*Task*. Below are the records. How many of their lines contain "icon"? Give only the number.

Supplied material Block Start

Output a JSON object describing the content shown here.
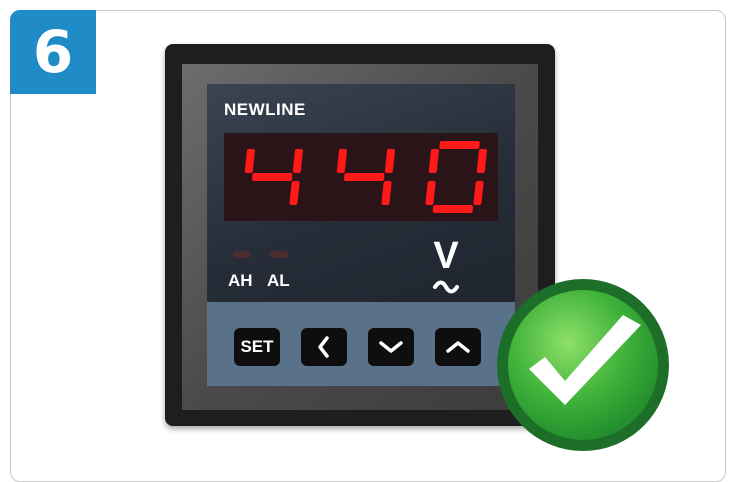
{
  "step": {
    "number": "6"
  },
  "meter": {
    "brand": "NEWLINE",
    "reading": "440",
    "indicators": [
      {
        "label": "AH",
        "state": "off"
      },
      {
        "label": "AL",
        "state": "off"
      }
    ],
    "unit_symbol": "V",
    "unit_type": "AC (tilde)",
    "buttons": [
      {
        "label": "SET",
        "icon": "text"
      },
      {
        "label": "",
        "icon": "chevron-left-icon"
      },
      {
        "label": "",
        "icon": "chevron-down-icon"
      },
      {
        "label": "",
        "icon": "chevron-up-icon"
      }
    ]
  },
  "status": {
    "icon": "checkmark-icon",
    "state": "correct"
  },
  "colors": {
    "badge": "#1f8cc7",
    "segment_on": "#ff1a1a",
    "display_bg": "#2a1417",
    "button_strip": "#59728a",
    "check_green": "#2aa035"
  }
}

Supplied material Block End

*Solved exercise*. 5